• **About this exercise**: Narrow the data below down to the lines containing "Houdini".

Records excerpted from a collection
▼
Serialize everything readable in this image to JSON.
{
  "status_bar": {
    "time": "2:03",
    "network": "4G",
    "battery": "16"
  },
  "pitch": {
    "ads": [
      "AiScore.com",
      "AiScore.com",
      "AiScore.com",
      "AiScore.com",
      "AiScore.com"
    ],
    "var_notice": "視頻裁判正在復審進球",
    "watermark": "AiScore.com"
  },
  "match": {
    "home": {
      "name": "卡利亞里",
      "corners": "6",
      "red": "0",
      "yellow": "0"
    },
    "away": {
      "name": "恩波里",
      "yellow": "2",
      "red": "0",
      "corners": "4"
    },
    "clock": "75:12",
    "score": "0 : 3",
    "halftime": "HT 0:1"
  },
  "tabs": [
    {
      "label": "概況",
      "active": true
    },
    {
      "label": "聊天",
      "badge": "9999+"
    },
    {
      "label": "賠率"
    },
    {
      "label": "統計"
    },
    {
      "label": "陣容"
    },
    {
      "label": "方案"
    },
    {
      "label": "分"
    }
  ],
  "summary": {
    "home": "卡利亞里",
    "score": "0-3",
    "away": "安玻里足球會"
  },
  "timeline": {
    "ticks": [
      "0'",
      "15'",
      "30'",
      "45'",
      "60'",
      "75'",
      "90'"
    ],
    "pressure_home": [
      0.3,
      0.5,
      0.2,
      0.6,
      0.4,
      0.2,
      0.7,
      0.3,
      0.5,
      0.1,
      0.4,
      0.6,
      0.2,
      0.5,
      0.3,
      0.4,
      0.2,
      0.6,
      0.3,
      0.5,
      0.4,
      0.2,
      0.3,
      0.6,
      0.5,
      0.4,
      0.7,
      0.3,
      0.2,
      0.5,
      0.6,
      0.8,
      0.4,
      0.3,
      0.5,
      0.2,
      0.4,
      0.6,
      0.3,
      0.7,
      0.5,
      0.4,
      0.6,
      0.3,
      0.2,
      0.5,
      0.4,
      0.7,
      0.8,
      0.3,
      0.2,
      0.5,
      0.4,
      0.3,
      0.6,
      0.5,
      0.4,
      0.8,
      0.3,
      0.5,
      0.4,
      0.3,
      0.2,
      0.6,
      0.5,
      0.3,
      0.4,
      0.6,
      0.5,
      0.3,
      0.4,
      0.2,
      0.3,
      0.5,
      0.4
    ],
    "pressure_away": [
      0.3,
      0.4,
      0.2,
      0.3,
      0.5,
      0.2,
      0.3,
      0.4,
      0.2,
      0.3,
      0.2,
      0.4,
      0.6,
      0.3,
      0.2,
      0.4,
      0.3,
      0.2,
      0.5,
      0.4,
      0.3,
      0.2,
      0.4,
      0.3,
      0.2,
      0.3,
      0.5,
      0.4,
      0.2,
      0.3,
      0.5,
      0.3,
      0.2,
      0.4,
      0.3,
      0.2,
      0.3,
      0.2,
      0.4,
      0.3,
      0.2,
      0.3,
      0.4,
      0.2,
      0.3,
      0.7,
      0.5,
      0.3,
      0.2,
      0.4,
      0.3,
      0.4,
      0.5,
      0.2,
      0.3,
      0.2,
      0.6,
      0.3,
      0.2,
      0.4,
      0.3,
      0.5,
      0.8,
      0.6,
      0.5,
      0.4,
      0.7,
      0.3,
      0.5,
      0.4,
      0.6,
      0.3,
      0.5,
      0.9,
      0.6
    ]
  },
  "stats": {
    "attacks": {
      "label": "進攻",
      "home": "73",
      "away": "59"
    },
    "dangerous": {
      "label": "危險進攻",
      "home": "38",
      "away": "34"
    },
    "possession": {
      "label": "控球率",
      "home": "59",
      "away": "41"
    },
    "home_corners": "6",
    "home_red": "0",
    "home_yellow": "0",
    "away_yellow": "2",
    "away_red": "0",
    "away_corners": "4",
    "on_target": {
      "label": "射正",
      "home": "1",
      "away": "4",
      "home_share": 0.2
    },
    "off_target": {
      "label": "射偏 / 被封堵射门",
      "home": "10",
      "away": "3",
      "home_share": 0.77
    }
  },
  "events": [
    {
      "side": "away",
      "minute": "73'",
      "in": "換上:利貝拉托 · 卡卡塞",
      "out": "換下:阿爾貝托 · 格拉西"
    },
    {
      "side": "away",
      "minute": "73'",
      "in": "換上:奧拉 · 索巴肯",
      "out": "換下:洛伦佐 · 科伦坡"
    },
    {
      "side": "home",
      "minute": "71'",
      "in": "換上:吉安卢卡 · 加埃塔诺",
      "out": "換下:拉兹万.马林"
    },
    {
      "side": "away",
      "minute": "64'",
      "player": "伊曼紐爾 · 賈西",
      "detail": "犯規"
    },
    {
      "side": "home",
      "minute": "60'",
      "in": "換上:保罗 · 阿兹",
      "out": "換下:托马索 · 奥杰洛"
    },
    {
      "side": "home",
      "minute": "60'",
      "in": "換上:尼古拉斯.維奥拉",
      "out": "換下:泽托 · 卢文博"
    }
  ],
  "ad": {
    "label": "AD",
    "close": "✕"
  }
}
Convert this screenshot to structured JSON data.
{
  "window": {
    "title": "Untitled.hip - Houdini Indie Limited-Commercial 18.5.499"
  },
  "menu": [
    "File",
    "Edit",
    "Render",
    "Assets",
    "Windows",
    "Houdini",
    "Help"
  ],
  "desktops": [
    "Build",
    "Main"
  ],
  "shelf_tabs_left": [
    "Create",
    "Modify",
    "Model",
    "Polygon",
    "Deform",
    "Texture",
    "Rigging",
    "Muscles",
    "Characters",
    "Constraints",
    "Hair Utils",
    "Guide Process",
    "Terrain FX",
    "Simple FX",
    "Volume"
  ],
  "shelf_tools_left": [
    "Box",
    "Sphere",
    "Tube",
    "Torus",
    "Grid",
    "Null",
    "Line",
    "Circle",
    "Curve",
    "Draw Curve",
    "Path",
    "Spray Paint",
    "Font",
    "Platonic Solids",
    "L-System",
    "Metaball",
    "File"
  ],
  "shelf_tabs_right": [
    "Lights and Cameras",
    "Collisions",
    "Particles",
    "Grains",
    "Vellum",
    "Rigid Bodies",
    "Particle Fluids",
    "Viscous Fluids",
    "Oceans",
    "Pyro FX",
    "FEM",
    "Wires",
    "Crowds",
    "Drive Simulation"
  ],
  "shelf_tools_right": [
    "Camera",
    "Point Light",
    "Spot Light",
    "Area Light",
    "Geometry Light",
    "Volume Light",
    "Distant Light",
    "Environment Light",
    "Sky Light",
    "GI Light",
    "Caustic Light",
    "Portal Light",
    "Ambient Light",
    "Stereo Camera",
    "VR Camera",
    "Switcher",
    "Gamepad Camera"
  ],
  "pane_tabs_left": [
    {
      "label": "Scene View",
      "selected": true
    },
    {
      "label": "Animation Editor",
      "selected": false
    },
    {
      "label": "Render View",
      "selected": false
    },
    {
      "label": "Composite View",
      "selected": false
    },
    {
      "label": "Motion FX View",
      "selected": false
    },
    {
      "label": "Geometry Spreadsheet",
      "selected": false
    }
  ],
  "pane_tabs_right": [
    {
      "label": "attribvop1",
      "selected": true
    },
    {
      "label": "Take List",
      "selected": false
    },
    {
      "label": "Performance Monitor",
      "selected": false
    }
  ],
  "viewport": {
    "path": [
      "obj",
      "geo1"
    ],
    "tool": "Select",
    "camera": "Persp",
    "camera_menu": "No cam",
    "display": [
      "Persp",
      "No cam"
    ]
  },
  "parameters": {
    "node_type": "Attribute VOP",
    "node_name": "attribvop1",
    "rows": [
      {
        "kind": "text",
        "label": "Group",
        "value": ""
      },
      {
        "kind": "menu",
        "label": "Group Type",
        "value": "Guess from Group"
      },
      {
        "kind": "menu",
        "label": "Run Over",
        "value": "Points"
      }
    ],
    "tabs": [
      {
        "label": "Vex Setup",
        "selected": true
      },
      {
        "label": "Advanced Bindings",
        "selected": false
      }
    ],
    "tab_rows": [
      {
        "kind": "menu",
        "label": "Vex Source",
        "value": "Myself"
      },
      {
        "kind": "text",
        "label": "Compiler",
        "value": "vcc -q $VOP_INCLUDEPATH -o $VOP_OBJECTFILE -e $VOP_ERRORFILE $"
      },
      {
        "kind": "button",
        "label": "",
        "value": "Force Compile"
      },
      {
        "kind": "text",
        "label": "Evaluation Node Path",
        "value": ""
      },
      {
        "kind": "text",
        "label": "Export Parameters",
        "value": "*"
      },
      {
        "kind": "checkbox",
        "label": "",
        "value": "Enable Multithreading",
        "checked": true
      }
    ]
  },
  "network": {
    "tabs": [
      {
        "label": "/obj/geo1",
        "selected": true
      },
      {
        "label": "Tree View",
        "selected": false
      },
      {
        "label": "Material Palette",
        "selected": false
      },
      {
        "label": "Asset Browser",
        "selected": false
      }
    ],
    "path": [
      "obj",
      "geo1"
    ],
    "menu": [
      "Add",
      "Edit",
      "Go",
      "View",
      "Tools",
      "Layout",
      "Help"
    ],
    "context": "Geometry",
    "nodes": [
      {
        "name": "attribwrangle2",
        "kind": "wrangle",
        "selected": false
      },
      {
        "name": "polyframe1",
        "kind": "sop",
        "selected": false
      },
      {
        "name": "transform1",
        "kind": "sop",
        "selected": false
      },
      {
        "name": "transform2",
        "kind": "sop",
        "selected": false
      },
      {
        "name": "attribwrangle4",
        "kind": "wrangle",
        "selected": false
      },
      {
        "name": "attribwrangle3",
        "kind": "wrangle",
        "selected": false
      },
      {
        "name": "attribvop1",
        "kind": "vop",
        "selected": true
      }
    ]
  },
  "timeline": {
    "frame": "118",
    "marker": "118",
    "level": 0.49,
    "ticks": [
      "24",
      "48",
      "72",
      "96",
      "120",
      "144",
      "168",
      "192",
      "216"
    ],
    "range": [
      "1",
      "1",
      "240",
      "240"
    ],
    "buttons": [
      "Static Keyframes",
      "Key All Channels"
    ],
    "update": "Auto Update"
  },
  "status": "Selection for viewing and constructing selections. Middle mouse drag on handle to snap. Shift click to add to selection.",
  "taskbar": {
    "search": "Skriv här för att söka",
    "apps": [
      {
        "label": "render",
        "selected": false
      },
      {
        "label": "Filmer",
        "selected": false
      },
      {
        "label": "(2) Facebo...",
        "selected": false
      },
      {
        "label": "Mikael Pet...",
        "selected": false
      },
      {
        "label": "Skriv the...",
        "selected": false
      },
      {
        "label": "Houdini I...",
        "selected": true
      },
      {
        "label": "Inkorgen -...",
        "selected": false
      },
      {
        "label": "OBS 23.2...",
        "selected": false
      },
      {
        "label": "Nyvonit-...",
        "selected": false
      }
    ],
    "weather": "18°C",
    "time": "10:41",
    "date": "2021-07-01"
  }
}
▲
• **Exercise answer**:
    "title": "Untitled.hip - Houdini Indie Limited-Commercial 18.5.499"
    "Houdini",
        "label": "Houdini I...",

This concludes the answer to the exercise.